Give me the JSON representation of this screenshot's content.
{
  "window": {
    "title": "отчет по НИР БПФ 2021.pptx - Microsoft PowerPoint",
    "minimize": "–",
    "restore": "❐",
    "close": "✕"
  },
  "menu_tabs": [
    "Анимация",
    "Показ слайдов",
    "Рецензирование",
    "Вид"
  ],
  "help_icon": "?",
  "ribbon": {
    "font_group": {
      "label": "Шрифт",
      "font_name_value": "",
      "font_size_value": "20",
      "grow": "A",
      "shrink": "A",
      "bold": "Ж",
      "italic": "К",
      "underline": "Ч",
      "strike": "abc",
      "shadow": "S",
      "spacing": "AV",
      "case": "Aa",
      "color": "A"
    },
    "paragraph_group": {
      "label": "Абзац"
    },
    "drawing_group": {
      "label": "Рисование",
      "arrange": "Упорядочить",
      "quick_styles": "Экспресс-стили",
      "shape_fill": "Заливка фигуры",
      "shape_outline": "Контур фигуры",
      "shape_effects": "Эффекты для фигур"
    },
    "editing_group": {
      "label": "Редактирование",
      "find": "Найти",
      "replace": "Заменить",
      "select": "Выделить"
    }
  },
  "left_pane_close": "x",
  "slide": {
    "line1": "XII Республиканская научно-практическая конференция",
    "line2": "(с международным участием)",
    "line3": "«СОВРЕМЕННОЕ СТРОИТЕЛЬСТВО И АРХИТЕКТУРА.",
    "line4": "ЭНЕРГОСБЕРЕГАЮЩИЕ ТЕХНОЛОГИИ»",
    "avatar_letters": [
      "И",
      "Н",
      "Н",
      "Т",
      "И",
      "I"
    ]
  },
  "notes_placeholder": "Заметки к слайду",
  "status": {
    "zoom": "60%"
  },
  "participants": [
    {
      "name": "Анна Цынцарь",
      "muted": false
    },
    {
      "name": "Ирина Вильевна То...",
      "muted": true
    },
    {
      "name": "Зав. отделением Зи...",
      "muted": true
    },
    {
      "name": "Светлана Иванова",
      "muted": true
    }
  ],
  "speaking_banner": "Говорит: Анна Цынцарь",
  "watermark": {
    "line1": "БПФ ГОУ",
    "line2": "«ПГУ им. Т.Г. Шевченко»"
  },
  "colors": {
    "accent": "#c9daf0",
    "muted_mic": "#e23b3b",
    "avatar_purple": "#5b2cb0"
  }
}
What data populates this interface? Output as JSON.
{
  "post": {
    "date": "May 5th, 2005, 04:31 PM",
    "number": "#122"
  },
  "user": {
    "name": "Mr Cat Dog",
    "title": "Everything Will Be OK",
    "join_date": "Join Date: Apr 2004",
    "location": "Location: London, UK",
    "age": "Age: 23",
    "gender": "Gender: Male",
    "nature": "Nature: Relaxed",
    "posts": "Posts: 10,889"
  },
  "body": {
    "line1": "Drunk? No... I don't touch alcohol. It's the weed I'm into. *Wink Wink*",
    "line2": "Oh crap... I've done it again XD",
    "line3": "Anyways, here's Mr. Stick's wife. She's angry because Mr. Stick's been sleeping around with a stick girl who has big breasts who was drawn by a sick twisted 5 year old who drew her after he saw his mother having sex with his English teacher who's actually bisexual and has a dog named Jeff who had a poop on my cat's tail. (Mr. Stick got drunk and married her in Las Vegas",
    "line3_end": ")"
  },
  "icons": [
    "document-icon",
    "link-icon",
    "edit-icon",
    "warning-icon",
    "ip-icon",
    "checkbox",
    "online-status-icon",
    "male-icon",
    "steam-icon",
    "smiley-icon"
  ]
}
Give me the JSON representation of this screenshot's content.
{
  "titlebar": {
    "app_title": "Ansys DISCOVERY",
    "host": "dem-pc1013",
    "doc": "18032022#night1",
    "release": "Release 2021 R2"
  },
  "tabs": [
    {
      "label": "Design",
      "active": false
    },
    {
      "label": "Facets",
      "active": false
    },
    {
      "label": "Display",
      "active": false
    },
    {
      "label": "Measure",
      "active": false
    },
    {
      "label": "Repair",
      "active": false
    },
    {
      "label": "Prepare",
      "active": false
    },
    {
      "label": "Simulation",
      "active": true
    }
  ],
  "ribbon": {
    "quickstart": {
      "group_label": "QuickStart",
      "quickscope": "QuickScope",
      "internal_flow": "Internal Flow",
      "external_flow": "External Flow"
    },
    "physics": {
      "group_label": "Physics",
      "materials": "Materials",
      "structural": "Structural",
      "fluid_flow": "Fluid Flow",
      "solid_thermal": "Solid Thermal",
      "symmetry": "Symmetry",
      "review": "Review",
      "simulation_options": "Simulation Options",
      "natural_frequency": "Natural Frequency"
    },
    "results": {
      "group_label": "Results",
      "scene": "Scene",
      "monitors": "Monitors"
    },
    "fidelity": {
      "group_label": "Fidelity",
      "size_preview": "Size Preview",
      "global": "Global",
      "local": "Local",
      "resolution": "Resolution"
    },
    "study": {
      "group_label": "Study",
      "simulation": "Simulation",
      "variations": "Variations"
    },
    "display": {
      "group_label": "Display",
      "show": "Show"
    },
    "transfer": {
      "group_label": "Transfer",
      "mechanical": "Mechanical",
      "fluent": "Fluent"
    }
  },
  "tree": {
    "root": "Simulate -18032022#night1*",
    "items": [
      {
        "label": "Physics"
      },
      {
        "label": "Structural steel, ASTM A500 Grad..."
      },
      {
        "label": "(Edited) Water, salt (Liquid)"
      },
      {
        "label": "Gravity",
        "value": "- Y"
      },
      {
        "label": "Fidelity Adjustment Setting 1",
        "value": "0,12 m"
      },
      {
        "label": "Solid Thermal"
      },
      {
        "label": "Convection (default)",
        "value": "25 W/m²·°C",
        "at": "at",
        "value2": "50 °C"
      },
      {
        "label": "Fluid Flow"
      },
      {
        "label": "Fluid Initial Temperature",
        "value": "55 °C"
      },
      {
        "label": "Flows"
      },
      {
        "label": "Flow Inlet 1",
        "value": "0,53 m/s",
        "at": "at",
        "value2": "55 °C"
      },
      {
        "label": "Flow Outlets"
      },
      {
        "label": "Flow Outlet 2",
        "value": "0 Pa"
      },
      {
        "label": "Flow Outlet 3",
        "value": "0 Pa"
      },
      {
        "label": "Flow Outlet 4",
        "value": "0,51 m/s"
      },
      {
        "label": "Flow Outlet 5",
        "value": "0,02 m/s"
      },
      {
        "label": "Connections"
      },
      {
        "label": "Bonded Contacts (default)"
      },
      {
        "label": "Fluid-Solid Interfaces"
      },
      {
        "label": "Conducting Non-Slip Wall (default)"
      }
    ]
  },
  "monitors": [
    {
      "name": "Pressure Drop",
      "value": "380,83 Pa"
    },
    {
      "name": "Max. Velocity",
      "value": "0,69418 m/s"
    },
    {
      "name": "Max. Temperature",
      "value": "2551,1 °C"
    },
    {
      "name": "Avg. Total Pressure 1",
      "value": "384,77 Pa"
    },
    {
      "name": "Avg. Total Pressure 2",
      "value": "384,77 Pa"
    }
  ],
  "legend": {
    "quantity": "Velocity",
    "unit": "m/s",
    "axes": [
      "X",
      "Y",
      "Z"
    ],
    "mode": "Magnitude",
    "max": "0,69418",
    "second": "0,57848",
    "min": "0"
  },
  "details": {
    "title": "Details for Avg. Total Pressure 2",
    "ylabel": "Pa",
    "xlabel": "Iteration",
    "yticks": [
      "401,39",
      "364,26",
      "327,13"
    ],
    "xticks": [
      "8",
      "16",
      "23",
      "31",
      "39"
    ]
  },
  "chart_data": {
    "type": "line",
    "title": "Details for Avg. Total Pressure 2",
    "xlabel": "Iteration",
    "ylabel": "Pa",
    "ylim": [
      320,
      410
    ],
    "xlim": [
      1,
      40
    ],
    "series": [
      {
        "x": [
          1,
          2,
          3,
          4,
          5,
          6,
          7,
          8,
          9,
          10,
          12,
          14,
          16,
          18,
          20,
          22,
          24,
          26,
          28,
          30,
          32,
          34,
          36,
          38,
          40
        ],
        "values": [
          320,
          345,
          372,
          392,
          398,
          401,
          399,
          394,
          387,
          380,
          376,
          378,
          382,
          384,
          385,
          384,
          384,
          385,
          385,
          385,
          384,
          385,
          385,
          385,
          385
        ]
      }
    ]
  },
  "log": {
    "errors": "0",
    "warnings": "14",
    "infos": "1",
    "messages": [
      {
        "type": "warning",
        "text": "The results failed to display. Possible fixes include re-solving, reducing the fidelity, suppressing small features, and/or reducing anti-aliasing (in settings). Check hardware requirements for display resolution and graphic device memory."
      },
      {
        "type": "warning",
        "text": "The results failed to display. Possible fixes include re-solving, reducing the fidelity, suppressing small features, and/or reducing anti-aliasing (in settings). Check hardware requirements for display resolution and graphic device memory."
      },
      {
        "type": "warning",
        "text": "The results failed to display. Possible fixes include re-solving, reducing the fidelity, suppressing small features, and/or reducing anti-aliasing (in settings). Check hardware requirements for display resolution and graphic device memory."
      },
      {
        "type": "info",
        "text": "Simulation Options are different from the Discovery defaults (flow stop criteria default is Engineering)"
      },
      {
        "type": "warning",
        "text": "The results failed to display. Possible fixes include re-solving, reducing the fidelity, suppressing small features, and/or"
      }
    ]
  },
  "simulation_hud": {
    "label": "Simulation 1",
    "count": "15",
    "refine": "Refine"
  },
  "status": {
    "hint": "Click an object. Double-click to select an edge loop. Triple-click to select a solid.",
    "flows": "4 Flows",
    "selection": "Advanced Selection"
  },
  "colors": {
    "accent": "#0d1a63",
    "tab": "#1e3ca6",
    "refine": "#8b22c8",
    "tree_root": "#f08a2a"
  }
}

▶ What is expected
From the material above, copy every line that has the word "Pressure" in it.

▶ Output for this task
      "name": "Pressure Drop",
      "name": "Avg. Total Pressure 1",
      "name": "Avg. Total Pressure 2",
    "title": "Details for Avg. Total Pressure 2",
    "title": "Details for Avg. Total Pressure 2",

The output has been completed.